### Work required
Scan the material for the word "https", and copy each line where it shows up.

### Material provided
------

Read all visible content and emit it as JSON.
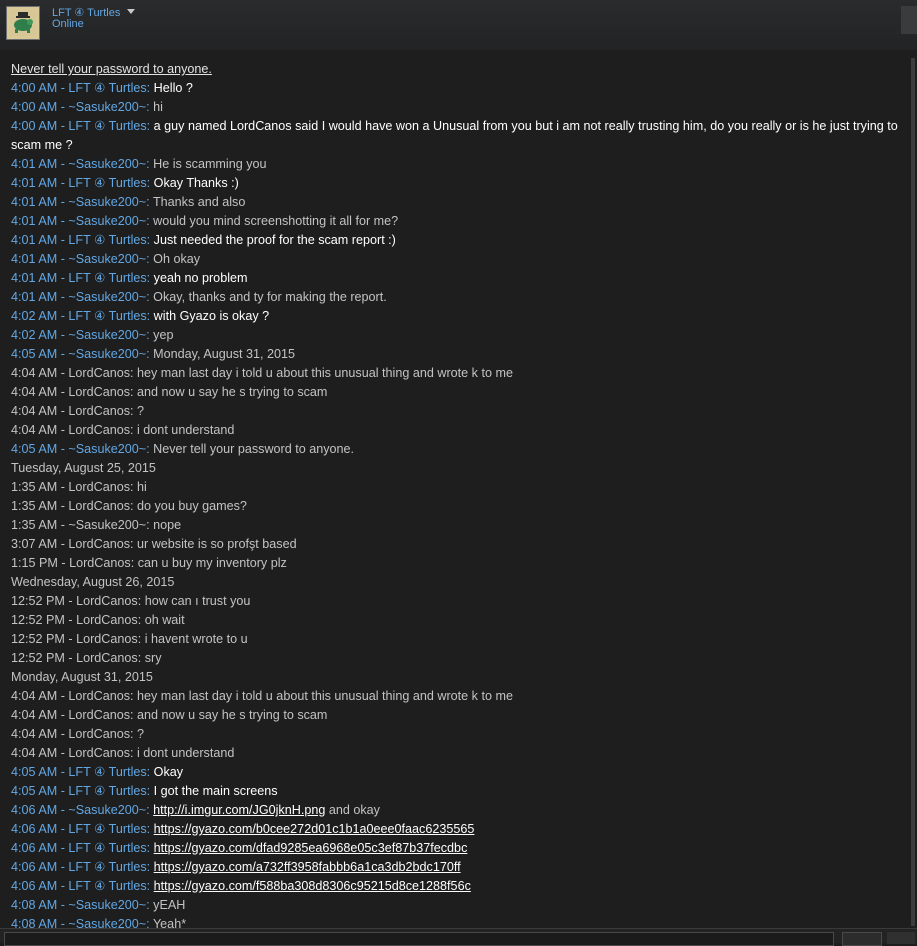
{
  "header": {
    "friend_name": "LFT ④ Turtles",
    "status": "Online",
    "avatar_icon": "turtle-avatar-icon"
  },
  "chat": {
    "warning": "Never tell your password to anyone.",
    "lines": [
      {
        "kind": "self",
        "time": "4:00 AM",
        "sender": "LFT ④ Turtles",
        "text": "Hello ?"
      },
      {
        "kind": "other",
        "time": "4:00 AM",
        "sender": "~Sasuke200~",
        "text": "hi"
      },
      {
        "kind": "self",
        "time": "4:00 AM",
        "sender": "LFT ④ Turtles",
        "text": "a guy named LordCanos said I would have won a Unusual from you but i am not really trusting him, do you really or is he just trying to scam me ?"
      },
      {
        "kind": "other",
        "time": "4:01 AM",
        "sender": "~Sasuke200~",
        "text": "He is scamming you"
      },
      {
        "kind": "self",
        "time": "4:01 AM",
        "sender": "LFT ④ Turtles",
        "text": "Okay Thanks :)"
      },
      {
        "kind": "other",
        "time": "4:01 AM",
        "sender": "~Sasuke200~",
        "text": "Thanks and also"
      },
      {
        "kind": "other",
        "time": "4:01 AM",
        "sender": "~Sasuke200~",
        "text": "would you mind screenshotting it all for me?"
      },
      {
        "kind": "self",
        "time": "4:01 AM",
        "sender": "LFT ④ Turtles",
        "text": "Just needed the proof for the scam report :)"
      },
      {
        "kind": "other",
        "time": "4:01 AM",
        "sender": "~Sasuke200~",
        "text": "Oh okay"
      },
      {
        "kind": "self",
        "time": "4:01 AM",
        "sender": "LFT ④ Turtles",
        "text": "yeah no problem"
      },
      {
        "kind": "other",
        "time": "4:01 AM",
        "sender": "~Sasuke200~",
        "text": "Okay, thanks and ty for making the report."
      },
      {
        "kind": "self",
        "time": "4:02 AM",
        "sender": "LFT ④ Turtles",
        "text": "with Gyazo is okay ?"
      },
      {
        "kind": "other",
        "time": "4:02 AM",
        "sender": "~Sasuke200~",
        "text": "yep"
      },
      {
        "kind": "other",
        "time": "4:05 AM",
        "sender": "~Sasuke200~",
        "text": "Monday, August 31, 2015"
      },
      {
        "kind": "plain",
        "text": "4:04 AM - LordCanos: hey man last day i  told u about this unusual thing and  wrote k to me"
      },
      {
        "kind": "plain",
        "text": "4:04 AM - LordCanos: and now u say he s trying to scam"
      },
      {
        "kind": "plain",
        "text": "4:04 AM - LordCanos: ?"
      },
      {
        "kind": "plain",
        "text": "4:04 AM - LordCanos: i dont understand"
      },
      {
        "kind": "other",
        "time": "4:05 AM",
        "sender": "~Sasuke200~",
        "text": "Never tell your password to anyone."
      },
      {
        "kind": "plain",
        "text": "Tuesday, August 25, 2015"
      },
      {
        "kind": "plain",
        "text": "1:35 AM - LordCanos: hi"
      },
      {
        "kind": "plain",
        "text": "1:35 AM - LordCanos: do you buy games?"
      },
      {
        "kind": "plain",
        "text": "1:35 AM - ~Sasuke200~: nope"
      },
      {
        "kind": "plain",
        "text": "3:07 AM - LordCanos: ur website is so profşt based"
      },
      {
        "kind": "plain",
        "text": "1:15 PM - LordCanos: can u buy my inventory plz"
      },
      {
        "kind": "plain",
        "text": "Wednesday, August 26, 2015"
      },
      {
        "kind": "plain",
        "text": "12:52 PM - LordCanos: how can ı trust you"
      },
      {
        "kind": "plain",
        "text": "12:52 PM - LordCanos: oh wait"
      },
      {
        "kind": "plain",
        "text": "12:52 PM - LordCanos: i havent wrote to u"
      },
      {
        "kind": "plain",
        "text": "12:52 PM - LordCanos: sry"
      },
      {
        "kind": "plain",
        "text": "Monday, August 31, 2015"
      },
      {
        "kind": "plain",
        "text": "4:04 AM - LordCanos: hey man last day i  told u about this unusual thing and  wrote k to me"
      },
      {
        "kind": "plain",
        "text": "4:04 AM - LordCanos: and now u say he s trying to scam"
      },
      {
        "kind": "plain",
        "text": "4:04 AM - LordCanos: ?"
      },
      {
        "kind": "plain",
        "text": "4:04 AM - LordCanos: i dont understand"
      },
      {
        "kind": "self",
        "time": "4:05 AM",
        "sender": "LFT ④ Turtles",
        "text": "Okay"
      },
      {
        "kind": "self",
        "time": "4:05 AM",
        "sender": "LFT ④ Turtles",
        "text": "I got the main screens"
      },
      {
        "kind": "other",
        "time": "4:06 AM",
        "sender": "~Sasuke200~",
        "link": "http://i.imgur.com/JG0jknH.png",
        "text": " and okay"
      },
      {
        "kind": "self",
        "time": "4:06 AM",
        "sender": "LFT ④ Turtles",
        "link": "https://gyazo.com/b0cee272d01c1b1a0eee0faac6235565",
        "text": ""
      },
      {
        "kind": "self",
        "time": "4:06 AM",
        "sender": "LFT ④ Turtles",
        "link": "https://gyazo.com/dfad9285ea6968e05c3ef87b37fecdbc",
        "text": ""
      },
      {
        "kind": "self",
        "time": "4:06 AM",
        "sender": "LFT ④ Turtles",
        "link": "https://gyazo.com/a732ff3958fabbb6a1ca3db2bdc170ff",
        "text": ""
      },
      {
        "kind": "self",
        "time": "4:06 AM",
        "sender": "LFT ④ Turtles",
        "link": "https://gyazo.com/f588ba308d8306c95215d8ce1288f56c",
        "text": ""
      },
      {
        "kind": "other",
        "time": "4:08 AM",
        "sender": "~Sasuke200~",
        "text": "yEAH"
      },
      {
        "kind": "other",
        "time": "4:08 AM",
        "sender": "~Sasuke200~",
        "text": "Yeah*"
      }
    ]
  },
  "footer": {
    "input_value": ""
  }
}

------

### Expected answer
        "link": "https://gyazo.com/b0cee272d01c1b1a0eee0faac6235565",
        "link": "https://gyazo.com/dfad9285ea6968e05c3ef87b37fecdbc",
        "link": "https://gyazo.com/a732ff3958fabbb6a1ca3db2bdc170ff",
        "link": "https://gyazo.com/f588ba308d8306c95215d8ce1288f56c",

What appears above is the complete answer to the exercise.